An official ballot drop box at the Baldwin Park, California, library ignited Sunday night, potentially destroying election ballots inside, authorities said.
The fire started around 8 p.m. Sunday at the ballot box near Ramona and Baldwin Park boulevards, according to Los Angeles County Fire Department spokeswoman Leslie Lua.
It was not immediately clear how the fire began, but Lua said that arson was being investigated as a possible cause.
Baldwin Park resident George Silva said he was out for a leisurely bike ride when he spotted the burning box. Firefighters were just arriving at the scene when he began broadcasting live on Facebook.
"You could see heavy clouds of smoke coming out of the ballot box," Silva said. "It looked like a chimney."
The last day to request a mail ballot for the Nov. 4 general election is Tuesday.
It took crews a little more than two hours to clear the area. At one point, firefighters had to shove a hose through the box opening to quench the flames.
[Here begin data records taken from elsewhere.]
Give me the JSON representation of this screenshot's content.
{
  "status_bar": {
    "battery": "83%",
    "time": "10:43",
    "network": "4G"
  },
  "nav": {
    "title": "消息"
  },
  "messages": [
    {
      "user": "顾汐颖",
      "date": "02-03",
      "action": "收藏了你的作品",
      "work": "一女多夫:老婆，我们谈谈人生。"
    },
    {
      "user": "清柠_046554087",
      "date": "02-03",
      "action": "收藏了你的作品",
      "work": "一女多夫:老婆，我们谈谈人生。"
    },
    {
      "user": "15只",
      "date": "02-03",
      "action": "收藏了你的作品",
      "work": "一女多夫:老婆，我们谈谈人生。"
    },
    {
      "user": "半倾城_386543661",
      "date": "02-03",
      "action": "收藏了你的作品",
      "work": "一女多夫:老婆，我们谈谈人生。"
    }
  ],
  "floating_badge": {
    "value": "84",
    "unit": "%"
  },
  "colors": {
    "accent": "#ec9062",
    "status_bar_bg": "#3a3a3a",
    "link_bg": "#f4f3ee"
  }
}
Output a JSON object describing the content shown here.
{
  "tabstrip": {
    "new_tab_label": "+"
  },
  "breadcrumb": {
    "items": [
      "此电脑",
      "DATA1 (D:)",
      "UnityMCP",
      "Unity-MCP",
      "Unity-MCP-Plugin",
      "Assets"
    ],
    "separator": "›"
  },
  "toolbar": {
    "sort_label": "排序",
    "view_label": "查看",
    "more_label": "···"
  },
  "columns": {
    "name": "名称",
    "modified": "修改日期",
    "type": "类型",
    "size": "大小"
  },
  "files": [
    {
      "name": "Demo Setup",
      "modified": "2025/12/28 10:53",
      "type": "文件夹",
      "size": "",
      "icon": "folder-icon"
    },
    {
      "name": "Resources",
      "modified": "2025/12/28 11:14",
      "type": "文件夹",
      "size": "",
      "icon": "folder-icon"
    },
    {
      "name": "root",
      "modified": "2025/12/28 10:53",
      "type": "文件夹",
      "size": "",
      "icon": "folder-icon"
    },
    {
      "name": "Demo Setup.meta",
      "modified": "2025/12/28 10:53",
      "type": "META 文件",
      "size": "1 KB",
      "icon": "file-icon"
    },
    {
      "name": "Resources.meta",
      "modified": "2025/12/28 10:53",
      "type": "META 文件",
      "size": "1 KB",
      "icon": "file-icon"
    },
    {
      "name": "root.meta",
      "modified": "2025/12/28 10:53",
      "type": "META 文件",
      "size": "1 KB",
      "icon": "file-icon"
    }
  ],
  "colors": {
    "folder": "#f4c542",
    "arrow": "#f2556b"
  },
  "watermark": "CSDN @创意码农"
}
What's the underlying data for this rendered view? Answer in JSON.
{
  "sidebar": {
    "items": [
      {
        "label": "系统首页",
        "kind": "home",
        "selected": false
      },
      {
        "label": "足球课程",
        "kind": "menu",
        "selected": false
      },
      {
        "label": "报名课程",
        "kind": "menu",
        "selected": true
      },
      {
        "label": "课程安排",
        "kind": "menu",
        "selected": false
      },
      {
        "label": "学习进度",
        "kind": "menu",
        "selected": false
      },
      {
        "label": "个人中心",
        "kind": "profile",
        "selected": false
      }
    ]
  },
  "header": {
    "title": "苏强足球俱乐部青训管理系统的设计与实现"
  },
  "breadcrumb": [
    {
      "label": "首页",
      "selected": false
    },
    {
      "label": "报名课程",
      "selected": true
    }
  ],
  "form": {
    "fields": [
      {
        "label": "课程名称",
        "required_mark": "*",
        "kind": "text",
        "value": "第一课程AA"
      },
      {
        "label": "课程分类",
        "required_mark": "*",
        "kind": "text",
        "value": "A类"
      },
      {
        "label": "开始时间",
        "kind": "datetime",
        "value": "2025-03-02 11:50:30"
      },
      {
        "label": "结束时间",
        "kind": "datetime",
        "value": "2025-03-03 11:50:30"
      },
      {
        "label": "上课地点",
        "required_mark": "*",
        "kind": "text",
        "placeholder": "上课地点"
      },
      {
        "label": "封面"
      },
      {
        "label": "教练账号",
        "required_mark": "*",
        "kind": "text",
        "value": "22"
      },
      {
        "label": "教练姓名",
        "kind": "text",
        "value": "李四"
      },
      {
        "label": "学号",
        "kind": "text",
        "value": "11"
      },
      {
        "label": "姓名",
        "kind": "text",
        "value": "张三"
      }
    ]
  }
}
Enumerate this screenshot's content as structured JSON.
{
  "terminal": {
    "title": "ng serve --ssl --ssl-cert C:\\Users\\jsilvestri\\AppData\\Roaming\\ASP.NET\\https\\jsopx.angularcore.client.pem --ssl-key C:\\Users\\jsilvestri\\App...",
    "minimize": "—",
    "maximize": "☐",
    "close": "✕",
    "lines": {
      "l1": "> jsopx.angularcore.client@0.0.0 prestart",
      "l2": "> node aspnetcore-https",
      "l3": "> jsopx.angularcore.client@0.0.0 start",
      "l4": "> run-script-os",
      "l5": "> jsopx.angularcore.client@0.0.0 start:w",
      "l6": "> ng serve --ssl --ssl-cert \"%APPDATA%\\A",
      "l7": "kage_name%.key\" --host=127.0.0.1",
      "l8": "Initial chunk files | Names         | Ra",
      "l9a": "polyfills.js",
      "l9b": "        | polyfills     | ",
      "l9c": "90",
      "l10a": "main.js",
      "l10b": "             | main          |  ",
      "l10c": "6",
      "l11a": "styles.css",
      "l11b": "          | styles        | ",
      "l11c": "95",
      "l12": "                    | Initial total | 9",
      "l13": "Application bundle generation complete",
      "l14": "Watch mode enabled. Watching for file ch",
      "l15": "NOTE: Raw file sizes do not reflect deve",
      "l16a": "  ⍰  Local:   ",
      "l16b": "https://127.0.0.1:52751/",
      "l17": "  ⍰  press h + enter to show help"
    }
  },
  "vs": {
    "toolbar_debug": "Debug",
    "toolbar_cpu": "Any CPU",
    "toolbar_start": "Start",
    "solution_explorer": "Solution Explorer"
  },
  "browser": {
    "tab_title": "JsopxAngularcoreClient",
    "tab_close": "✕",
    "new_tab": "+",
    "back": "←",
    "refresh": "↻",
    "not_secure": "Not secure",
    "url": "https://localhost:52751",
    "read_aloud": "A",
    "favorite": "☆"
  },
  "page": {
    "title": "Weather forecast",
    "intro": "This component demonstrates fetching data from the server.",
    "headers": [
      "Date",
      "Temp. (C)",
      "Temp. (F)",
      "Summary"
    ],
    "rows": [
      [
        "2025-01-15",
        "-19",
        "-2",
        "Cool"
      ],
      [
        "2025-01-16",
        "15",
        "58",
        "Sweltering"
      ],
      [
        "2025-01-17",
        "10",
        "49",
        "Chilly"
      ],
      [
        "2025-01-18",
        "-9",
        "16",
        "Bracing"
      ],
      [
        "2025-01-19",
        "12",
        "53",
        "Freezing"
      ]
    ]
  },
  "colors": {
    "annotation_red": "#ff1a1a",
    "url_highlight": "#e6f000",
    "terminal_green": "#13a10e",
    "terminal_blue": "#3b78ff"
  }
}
Later, they used a power saw to cut the box open.
Sgt. Juan Serrato of the Baldwin Park Police Department confirmed that police had taken custody of the damaged ballots, which were set to be transferred to the Los Angeles County registrar-recorder's office on Monday. He could not say how many ballots were destroyed _ or salvaged _ in the blaze.
The fire comes amid record-breaking voter turnout in California: More than 1 million ballots have already been cast in the state, far exceeding mail-in ballot numbers from the same point in previous state elections. Nearly half of those ballots have been from L.A. County.
But the turnout is not without controversy. The California Republican Party has claimed responsibility for several unofficial ballot boxes that have popped up across the state in recent weeks. Attorney General Xavier Becerra and Secretary of State Alex Padilla called the boxes fake and misleading, but the GOP has defied cease-and-desist orders, claiming the unofficial boxes are legal under a 2016 state law that allows third parties to collect ballots on voters' behalf.
Monday also marks California's deadline to register to vote in the Nov. 3 election. More than 400 secure drop boxes have been placed around the county since Oct. 5 for voters who wish to return their completed ballots early. In-person voting begins Oct. 24 at more than 760 vote centers in Los Angeles County, and mail-in ballots must be postmarked by Nov. 3 to be counted.
The county registrar-recorder's office did not immediately respond to requests for information about the burned ballots, but voters who suspect their ballot may have been damaged in the Baldwin Parkblaze can check the county's official ballot tracker for status updates.
(c)2020 Los Angeles Times
Visit the Los Angeles Times at www.latimes.com
Distributed by Tribune Content Agency, LLC.